**TASK TO CARRY OUT:**
Repeat every record below exactly, omitting any pictures.

**DATA EXTRACTS:**
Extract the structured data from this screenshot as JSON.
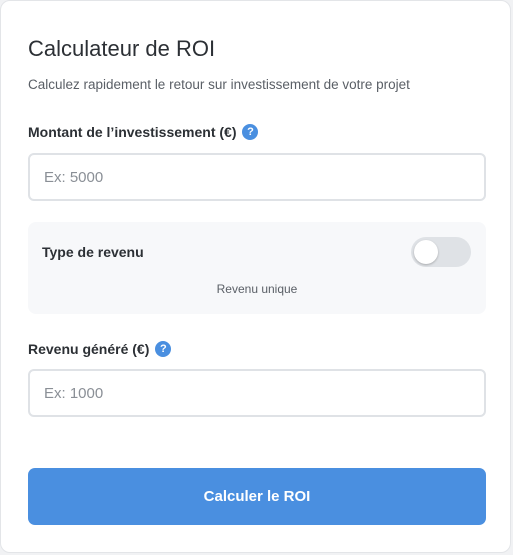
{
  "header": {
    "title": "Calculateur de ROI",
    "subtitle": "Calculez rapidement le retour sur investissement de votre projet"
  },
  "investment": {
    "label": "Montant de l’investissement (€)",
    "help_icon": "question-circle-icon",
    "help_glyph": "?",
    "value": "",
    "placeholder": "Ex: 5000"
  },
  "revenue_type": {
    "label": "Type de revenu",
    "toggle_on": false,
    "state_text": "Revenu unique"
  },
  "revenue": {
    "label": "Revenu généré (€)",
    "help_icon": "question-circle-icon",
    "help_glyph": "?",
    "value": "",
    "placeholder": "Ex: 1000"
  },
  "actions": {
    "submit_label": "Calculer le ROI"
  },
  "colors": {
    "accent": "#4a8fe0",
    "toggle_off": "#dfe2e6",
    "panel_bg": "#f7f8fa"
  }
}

**ANSWER BOX:**
Extract the structured data from this screenshot as JSON.
{
  "header": {
    "title": "Calculateur de ROI",
    "subtitle": "Calculez rapidement le retour sur investissement de votre projet"
  },
  "investment": {
    "label": "Montant de l’investissement (€)",
    "help_icon": "question-circle-icon",
    "help_glyph": "?",
    "value": "",
    "placeholder": "Ex: 5000"
  },
  "revenue_type": {
    "label": "Type de revenu",
    "toggle_on": false,
    "state_text": "Revenu unique"
  },
  "revenue": {
    "label": "Revenu généré (€)",
    "help_icon": "question-circle-icon",
    "help_glyph": "?",
    "value": "",
    "placeholder": "Ex: 1000"
  },
  "actions": {
    "submit_label": "Calculer le ROI"
  },
  "colors": {
    "accent": "#4a8fe0",
    "toggle_off": "#dfe2e6",
    "panel_bg": "#f7f8fa"
  }
}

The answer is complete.